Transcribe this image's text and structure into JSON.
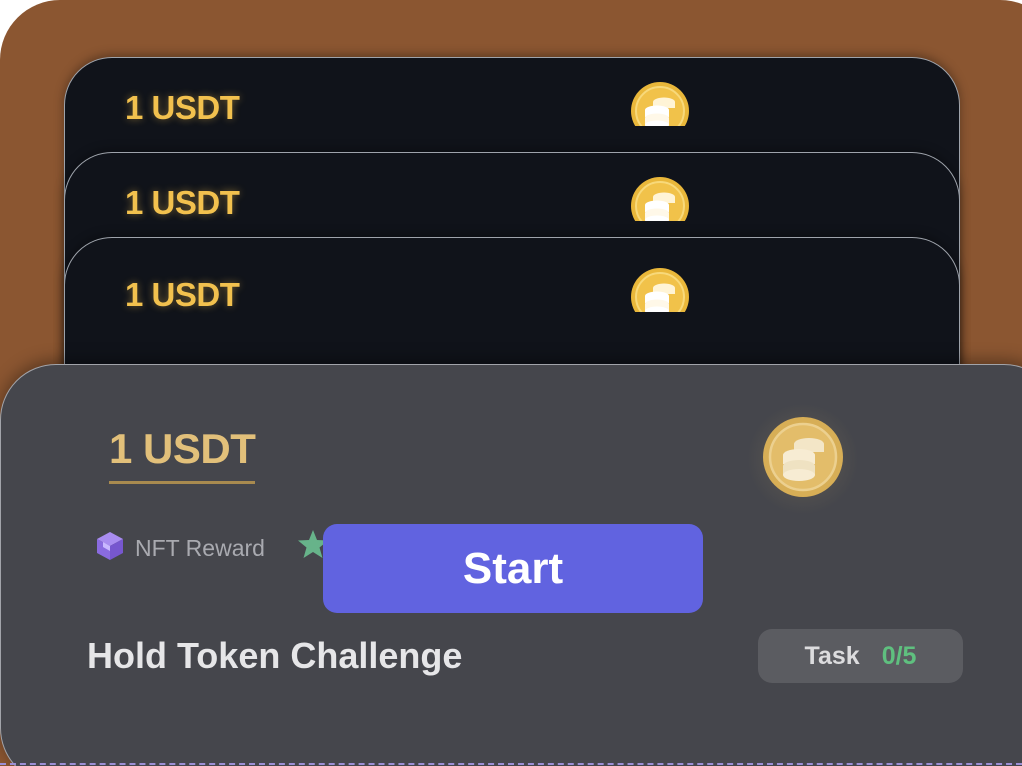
{
  "stacked_cards": [
    {
      "amount": "1 USDT"
    },
    {
      "amount": "1 USDT"
    },
    {
      "amount": "1 USDT"
    }
  ],
  "front_card": {
    "amount": "1 USDT",
    "reward_label": "NFT Reward",
    "start_label": "Start",
    "title": "Hold Token Challenge",
    "task_label": "Task",
    "task_count": "0/5"
  },
  "icons": {
    "coin": "coin-stack-icon",
    "reward": "cube-icon",
    "star": "star-icon"
  },
  "colors": {
    "backdrop": "#8b5631",
    "stack_card_bg": "#10131a",
    "front_card_bg": "#45464c",
    "amount_gold": "#f2c14e",
    "button_bg": "#6163e0",
    "task_accent": "#5fc07f"
  }
}
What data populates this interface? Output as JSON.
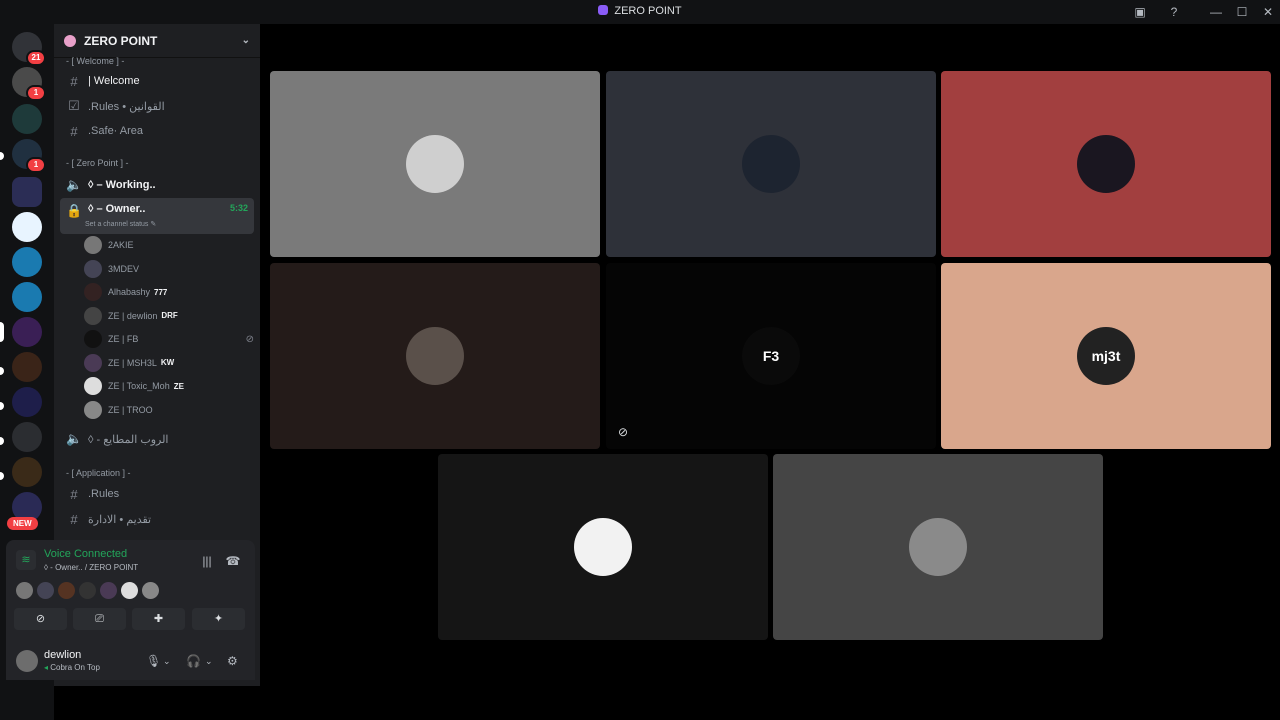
{
  "window": {
    "title": "ZERO POINT"
  },
  "rail": {
    "servers": [
      {
        "name": "discord-home",
        "badge": "21",
        "color": "#313338"
      },
      {
        "name": "server-2",
        "badge": "1",
        "color": "#4a4a4a"
      },
      {
        "name": "server-3",
        "badge": "",
        "color": "#1e3a3a"
      },
      {
        "name": "server-4",
        "badge": "1",
        "color": "#203040"
      },
      {
        "name": "folder",
        "badge": "",
        "color": "#2b2d55"
      },
      {
        "name": "server-crown",
        "badge": "",
        "color": "#e8f4ff"
      },
      {
        "name": "server-tc",
        "badge": "",
        "color": "#1a7ab0"
      },
      {
        "name": "server-tcv",
        "badge": "",
        "color": "#1a7ab0"
      },
      {
        "name": "server-purple",
        "badge": "",
        "color": "#3a1f55"
      },
      {
        "name": "server-orange",
        "badge": "",
        "color": "#3a2418"
      },
      {
        "name": "server-v",
        "badge": "",
        "color": "#1e1e4a"
      },
      {
        "name": "server-orange2",
        "badge": "",
        "color": "#2b2d31"
      },
      {
        "name": "server-brown",
        "badge": "",
        "color": "#3a2a18"
      },
      {
        "name": "server-shield",
        "badge": "",
        "color": "#2a2a55"
      }
    ],
    "new_label": "NEW"
  },
  "sidebar": {
    "server_name": "ZERO POINT",
    "cat_welcome": "- [ Welcome ] -",
    "ch_welcome": "| Welcome",
    "ch_rules": ".Rules • القوانين",
    "ch_safe": ".Safe· Area",
    "cat_zero": "- [ Zero Point ] -",
    "ch_working": "◊ – Working..",
    "ch_owner": "◊ – Owner..",
    "owner_time": "5:32",
    "owner_status": "Set a channel status",
    "voice_users": [
      {
        "name": "2AKIE",
        "tag": "",
        "color": "#777"
      },
      {
        "name": "3MDEV",
        "tag": "",
        "color": "#445"
      },
      {
        "name": "Alhabashy",
        "tag": "777",
        "color": "#332222"
      },
      {
        "name": "ZE | dewlion",
        "tag": "DRF",
        "color": "#444"
      },
      {
        "name": "ZE | FB",
        "tag": "",
        "color": "#111"
      },
      {
        "name": "ZE | MSH3L",
        "tag": "KW",
        "color": "#4a3a55"
      },
      {
        "name": "ZE | Toxic_Moh",
        "tag": "ZE",
        "color": "#ddd"
      },
      {
        "name": "ZE | TROO",
        "tag": "",
        "color": "#888"
      }
    ],
    "ch_arabic": "◊ - الروب المطايع",
    "cat_application": "- [ Application ] -",
    "ch_app_rules": ".Rules",
    "ch_app_arabic": "تقديم • الادارة"
  },
  "voice_panel": {
    "title": "Voice Connected",
    "subtitle": "◊ - Owner.. / ZERO POINT"
  },
  "user": {
    "name": "dewlion",
    "status": "Cobra On Top"
  },
  "tiles": [
    {
      "bg": "#7a7a7a",
      "avatar_color": "#cfcfcf",
      "label": ""
    },
    {
      "bg": "#2e3139",
      "avatar_color": "#1d2430",
      "label": ""
    },
    {
      "bg": "#a23f3f",
      "avatar_color": "#1a1620",
      "label": ""
    },
    {
      "bg": "#241b19",
      "avatar_color": "#5a504a",
      "label": ""
    },
    {
      "bg": "#050505",
      "avatar_color": "#0a0a0a",
      "label": "F3"
    },
    {
      "bg": "#d9a68c",
      "avatar_color": "#222",
      "label": "mj3t"
    },
    {
      "bg": "#151515",
      "avatar_color": "#f2f2f2",
      "label": ""
    },
    {
      "bg": "#454545",
      "avatar_color": "#8a8a8a",
      "label": ""
    }
  ]
}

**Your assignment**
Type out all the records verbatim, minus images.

**Solved exercise**
Transcribe this image's text and structure into JSON.
{
  "stacked_cards": [
    {
      "amount": "1 USDT"
    },
    {
      "amount": "1 USDT"
    },
    {
      "amount": "1 USDT"
    }
  ],
  "front_card": {
    "amount": "1 USDT",
    "reward_label": "NFT Reward",
    "start_label": "Start",
    "title": "Hold Token Challenge",
    "task_label": "Task",
    "task_count": "0/5"
  },
  "icons": {
    "coin": "coin-stack-icon",
    "reward": "cube-icon",
    "star": "star-icon"
  },
  "colors": {
    "backdrop": "#8b5631",
    "stack_card_bg": "#10131a",
    "front_card_bg": "#45464c",
    "amount_gold": "#f2c14e",
    "button_bg": "#6163e0",
    "task_accent": "#5fc07f"
  }
}
What data populates this interface? Output as JSON.
{
  "window": {
    "title": "ZERO POINT"
  },
  "rail": {
    "servers": [
      {
        "name": "discord-home",
        "badge": "21",
        "color": "#313338"
      },
      {
        "name": "server-2",
        "badge": "1",
        "color": "#4a4a4a"
      },
      {
        "name": "server-3",
        "badge": "",
        "color": "#1e3a3a"
      },
      {
        "name": "server-4",
        "badge": "1",
        "color": "#203040"
      },
      {
        "name": "folder",
        "badge": "",
        "color": "#2b2d55"
      },
      {
        "name": "server-crown",
        "badge": "",
        "color": "#e8f4ff"
      },
      {
        "name": "server-tc",
        "badge": "",
        "color": "#1a7ab0"
      },
      {
        "name": "server-tcv",
        "badge": "",
        "color": "#1a7ab0"
      },
      {
        "name": "server-purple",
        "badge": "",
        "color": "#3a1f55"
      },
      {
        "name": "server-orange",
        "badge": "",
        "color": "#3a2418"
      },
      {
        "name": "server-v",
        "badge": "",
        "color": "#1e1e4a"
      },
      {
        "name": "server-orange2",
        "badge": "",
        "color": "#2b2d31"
      },
      {
        "name": "server-brown",
        "badge": "",
        "color": "#3a2a18"
      },
      {
        "name": "server-shield",
        "badge": "",
        "color": "#2a2a55"
      }
    ],
    "new_label": "NEW"
  },
  "sidebar": {
    "server_name": "ZERO POINT",
    "cat_welcome": "- [ Welcome ] -",
    "ch_welcome": "| Welcome",
    "ch_rules": ".Rules • القوانين",
    "ch_safe": ".Safe· Area",
    "cat_zero": "- [ Zero Point ] -",
    "ch_working": "◊ – Working..",
    "ch_owner": "◊ – Owner..",
    "owner_time": "5:32",
    "owner_status": "Set a channel status",
    "voice_users": [
      {
        "name": "2AKIE",
        "tag": "",
        "color": "#777"
      },
      {
        "name": "3MDEV",
        "tag": "",
        "color": "#445"
      },
      {
        "name": "Alhabashy",
        "tag": "777",
        "color": "#332222"
      },
      {
        "name": "ZE | dewlion",
        "tag": "DRF",
        "color": "#444"
      },
      {
        "name": "ZE | FB",
        "tag": "",
        "color": "#111"
      },
      {
        "name": "ZE | MSH3L",
        "tag": "KW",
        "color": "#4a3a55"
      },
      {
        "name": "ZE | Toxic_Moh",
        "tag": "ZE",
        "color": "#ddd"
      },
      {
        "name": "ZE | TROO",
        "tag": "",
        "color": "#888"
      }
    ],
    "ch_arabic": "◊ - الروب المطايع",
    "cat_application": "- [ Application ] -",
    "ch_app_rules": ".Rules",
    "ch_app_arabic": "تقديم • الادارة"
  },
  "voice_panel": {
    "title": "Voice Connected",
    "subtitle": "◊ - Owner.. / ZERO POINT"
  },
  "user": {
    "name": "dewlion",
    "status": "Cobra On Top"
  },
  "tiles": [
    {
      "bg": "#7a7a7a",
      "avatar_color": "#cfcfcf",
      "label": ""
    },
    {
      "bg": "#2e3139",
      "avatar_color": "#1d2430",
      "label": ""
    },
    {
      "bg": "#a23f3f",
      "avatar_color": "#1a1620",
      "label": ""
    },
    {
      "bg": "#241b19",
      "avatar_color": "#5a504a",
      "label": ""
    },
    {
      "bg": "#050505",
      "avatar_color": "#0a0a0a",
      "label": "F3"
    },
    {
      "bg": "#d9a68c",
      "avatar_color": "#222",
      "label": "mj3t"
    },
    {
      "bg": "#151515",
      "avatar_color": "#f2f2f2",
      "label": ""
    },
    {
      "bg": "#454545",
      "avatar_color": "#8a8a8a",
      "label": ""
    }
  ]
}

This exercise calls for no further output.